### GIVEN RECORDS
********
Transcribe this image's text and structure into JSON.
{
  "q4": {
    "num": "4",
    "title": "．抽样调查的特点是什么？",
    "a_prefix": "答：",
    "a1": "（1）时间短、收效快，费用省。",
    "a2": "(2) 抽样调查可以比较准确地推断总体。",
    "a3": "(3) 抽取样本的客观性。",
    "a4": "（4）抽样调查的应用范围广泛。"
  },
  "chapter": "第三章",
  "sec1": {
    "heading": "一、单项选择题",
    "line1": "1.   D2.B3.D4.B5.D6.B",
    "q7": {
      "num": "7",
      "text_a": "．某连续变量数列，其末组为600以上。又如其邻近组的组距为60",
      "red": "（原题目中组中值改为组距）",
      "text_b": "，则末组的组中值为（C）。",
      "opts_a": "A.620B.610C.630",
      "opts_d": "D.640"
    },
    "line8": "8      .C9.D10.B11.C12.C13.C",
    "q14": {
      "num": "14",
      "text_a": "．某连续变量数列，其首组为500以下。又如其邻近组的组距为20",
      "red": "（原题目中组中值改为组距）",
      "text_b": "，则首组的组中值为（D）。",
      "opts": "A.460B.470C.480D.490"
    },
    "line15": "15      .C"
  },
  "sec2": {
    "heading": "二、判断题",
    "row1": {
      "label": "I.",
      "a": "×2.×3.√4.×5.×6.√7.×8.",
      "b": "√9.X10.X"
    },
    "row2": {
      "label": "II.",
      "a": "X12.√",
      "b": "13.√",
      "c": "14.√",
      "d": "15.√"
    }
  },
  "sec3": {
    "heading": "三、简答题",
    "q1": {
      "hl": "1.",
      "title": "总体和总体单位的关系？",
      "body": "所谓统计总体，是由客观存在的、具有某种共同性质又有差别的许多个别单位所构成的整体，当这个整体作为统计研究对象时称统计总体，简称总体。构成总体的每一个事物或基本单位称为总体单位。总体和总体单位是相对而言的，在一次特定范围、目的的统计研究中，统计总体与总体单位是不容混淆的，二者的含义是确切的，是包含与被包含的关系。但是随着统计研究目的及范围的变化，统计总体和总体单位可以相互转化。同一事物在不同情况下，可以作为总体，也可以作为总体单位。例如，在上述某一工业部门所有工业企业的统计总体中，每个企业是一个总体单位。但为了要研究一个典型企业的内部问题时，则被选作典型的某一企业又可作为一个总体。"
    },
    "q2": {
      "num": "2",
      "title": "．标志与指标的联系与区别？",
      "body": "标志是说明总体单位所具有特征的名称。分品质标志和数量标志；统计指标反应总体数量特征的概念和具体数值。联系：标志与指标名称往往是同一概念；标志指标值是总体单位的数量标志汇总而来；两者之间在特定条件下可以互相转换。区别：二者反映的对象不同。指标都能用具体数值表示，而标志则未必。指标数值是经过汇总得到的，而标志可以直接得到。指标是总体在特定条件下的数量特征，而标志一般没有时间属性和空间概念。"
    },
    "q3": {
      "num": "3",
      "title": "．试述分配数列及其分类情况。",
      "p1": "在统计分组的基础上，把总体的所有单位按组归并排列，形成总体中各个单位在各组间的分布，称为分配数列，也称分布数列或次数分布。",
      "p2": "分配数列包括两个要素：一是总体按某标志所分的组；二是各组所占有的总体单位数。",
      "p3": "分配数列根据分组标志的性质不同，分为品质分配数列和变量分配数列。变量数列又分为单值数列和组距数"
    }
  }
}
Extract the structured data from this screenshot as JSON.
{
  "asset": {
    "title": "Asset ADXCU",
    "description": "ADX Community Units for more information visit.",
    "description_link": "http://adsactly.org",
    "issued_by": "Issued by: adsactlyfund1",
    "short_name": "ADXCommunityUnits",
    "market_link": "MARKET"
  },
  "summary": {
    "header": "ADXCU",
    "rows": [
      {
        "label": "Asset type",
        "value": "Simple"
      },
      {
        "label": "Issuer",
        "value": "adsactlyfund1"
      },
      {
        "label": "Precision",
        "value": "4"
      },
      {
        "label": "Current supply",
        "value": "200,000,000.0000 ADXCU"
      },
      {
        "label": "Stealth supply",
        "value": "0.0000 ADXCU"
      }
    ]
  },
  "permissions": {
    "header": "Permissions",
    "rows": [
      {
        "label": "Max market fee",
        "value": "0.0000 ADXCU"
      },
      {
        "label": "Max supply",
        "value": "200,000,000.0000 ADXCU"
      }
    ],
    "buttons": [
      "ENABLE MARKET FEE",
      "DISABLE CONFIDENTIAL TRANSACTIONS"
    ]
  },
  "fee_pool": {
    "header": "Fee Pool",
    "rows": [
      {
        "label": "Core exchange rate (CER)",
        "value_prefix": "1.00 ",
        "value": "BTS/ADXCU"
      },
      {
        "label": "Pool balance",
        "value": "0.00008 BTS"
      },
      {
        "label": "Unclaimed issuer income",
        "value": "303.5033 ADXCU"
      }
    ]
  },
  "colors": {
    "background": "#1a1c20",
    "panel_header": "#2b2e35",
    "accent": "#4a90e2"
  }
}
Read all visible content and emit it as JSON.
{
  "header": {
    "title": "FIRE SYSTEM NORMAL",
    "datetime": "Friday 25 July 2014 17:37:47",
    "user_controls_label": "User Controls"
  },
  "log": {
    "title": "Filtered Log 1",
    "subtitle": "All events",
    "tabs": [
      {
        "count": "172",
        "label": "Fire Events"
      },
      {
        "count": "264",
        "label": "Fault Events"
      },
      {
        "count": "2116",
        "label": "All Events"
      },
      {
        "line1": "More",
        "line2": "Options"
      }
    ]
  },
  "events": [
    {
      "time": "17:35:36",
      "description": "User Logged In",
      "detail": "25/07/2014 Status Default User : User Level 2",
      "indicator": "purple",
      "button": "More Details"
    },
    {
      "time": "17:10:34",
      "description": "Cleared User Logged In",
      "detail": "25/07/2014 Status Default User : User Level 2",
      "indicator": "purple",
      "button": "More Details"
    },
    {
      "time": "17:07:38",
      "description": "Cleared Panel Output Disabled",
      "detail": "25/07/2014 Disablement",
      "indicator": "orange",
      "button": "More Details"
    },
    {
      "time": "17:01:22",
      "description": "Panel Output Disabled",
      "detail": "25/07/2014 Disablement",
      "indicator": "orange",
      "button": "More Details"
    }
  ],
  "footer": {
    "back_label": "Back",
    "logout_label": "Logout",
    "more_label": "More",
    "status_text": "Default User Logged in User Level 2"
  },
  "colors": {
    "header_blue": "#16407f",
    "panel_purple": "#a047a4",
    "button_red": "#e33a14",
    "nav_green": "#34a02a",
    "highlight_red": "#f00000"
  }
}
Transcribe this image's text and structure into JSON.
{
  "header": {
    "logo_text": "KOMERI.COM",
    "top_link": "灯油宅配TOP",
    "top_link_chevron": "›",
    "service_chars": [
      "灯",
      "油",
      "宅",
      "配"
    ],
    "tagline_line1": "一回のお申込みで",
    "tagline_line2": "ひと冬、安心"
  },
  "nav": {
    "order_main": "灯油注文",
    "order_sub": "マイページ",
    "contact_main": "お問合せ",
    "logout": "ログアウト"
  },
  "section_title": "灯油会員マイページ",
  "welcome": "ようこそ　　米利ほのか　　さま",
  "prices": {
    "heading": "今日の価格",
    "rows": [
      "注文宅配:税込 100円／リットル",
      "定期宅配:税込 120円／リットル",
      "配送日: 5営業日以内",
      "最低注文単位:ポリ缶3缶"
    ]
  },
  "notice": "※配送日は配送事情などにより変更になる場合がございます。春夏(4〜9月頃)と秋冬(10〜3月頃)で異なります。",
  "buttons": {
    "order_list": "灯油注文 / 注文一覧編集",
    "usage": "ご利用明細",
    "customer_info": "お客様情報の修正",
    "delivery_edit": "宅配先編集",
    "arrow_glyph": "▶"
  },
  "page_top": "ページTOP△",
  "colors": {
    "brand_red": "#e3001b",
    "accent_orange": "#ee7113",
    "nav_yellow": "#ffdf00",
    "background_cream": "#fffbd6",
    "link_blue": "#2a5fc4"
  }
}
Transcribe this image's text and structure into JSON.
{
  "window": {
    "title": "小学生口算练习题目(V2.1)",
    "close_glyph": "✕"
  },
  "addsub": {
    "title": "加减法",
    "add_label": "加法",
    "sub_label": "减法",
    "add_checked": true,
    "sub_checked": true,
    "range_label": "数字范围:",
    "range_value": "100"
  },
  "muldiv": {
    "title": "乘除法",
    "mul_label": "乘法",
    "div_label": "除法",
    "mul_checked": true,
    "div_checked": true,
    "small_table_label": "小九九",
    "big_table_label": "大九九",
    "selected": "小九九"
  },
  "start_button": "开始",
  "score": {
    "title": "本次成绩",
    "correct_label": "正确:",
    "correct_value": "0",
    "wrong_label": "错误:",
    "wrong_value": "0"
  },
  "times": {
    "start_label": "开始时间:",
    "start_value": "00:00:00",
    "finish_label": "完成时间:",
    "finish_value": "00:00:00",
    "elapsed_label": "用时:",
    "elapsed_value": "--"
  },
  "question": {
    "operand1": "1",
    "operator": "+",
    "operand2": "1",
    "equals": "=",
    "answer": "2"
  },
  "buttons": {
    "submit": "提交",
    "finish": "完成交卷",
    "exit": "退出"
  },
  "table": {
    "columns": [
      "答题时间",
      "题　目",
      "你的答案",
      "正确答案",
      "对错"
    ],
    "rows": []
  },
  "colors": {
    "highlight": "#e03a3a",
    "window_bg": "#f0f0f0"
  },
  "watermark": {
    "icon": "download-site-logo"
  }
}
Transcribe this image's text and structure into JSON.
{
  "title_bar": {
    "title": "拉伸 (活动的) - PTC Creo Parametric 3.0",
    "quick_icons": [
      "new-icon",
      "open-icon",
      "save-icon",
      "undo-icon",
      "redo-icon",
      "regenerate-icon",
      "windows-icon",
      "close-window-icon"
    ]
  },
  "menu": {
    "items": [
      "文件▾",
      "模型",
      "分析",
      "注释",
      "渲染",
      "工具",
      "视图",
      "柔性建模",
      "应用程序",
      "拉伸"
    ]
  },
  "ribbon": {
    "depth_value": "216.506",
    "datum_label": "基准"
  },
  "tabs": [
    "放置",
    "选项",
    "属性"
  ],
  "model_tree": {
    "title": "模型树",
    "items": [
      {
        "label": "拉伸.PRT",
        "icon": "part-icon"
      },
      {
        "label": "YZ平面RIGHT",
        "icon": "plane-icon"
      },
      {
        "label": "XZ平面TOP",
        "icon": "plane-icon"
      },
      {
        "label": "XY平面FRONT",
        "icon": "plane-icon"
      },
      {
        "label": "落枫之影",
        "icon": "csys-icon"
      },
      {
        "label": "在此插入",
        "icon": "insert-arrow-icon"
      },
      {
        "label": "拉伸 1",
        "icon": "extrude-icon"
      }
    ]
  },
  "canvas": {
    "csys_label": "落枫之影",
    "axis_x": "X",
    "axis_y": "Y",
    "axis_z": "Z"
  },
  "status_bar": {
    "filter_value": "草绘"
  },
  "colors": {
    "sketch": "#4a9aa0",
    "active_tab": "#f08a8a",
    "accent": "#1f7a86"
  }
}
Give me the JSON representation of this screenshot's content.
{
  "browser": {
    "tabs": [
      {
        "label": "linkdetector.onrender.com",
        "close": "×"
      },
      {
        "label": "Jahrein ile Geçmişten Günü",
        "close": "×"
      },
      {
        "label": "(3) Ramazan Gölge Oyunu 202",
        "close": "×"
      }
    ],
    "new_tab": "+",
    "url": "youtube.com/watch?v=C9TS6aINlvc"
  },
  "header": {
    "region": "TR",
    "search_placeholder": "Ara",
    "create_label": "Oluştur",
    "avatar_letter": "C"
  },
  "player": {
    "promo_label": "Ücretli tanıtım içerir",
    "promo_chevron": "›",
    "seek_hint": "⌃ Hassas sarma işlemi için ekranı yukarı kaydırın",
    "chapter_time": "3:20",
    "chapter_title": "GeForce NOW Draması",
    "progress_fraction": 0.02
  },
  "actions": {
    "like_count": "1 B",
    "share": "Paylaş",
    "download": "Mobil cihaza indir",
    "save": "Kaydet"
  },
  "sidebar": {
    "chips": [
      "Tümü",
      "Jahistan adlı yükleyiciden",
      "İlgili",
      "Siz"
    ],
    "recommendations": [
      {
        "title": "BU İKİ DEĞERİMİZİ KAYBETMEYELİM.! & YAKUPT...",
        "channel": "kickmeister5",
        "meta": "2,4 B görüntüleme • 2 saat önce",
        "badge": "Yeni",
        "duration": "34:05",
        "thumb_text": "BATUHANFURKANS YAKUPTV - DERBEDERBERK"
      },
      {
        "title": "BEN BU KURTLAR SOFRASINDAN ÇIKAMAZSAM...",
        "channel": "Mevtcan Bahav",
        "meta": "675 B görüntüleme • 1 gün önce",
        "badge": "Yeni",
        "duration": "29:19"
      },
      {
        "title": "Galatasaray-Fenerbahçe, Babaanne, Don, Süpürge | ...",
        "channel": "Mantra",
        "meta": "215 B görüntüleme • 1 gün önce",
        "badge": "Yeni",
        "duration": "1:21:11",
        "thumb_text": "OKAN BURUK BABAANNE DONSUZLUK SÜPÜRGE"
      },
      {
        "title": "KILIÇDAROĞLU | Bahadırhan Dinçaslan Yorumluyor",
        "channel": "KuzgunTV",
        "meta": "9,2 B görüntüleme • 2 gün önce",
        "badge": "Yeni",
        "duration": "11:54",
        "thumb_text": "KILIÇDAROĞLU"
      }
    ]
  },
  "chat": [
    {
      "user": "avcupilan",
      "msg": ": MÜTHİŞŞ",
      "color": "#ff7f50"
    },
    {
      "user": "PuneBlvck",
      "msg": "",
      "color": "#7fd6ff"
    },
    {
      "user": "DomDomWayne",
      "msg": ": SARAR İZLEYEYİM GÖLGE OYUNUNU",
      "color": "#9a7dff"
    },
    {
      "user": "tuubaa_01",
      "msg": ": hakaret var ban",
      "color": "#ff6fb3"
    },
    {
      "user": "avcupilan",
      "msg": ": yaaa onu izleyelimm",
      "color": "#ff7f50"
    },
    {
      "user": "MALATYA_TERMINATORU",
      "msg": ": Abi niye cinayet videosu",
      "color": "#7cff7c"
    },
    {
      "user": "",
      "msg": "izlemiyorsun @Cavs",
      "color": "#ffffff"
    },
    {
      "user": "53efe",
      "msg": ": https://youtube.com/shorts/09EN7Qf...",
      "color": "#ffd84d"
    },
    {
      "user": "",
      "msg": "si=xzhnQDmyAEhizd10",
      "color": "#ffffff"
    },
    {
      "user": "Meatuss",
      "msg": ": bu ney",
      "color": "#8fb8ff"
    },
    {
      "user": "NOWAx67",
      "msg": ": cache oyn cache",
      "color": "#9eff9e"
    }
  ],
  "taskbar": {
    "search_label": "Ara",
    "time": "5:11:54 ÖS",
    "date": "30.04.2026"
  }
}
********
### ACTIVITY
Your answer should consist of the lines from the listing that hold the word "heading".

### REPLY TO THE EXERCISE
    "heading": "一、单项选择题",
    "heading": "二、判断题",
    "heading": "三、简答题",
    "heading": "今日の価格",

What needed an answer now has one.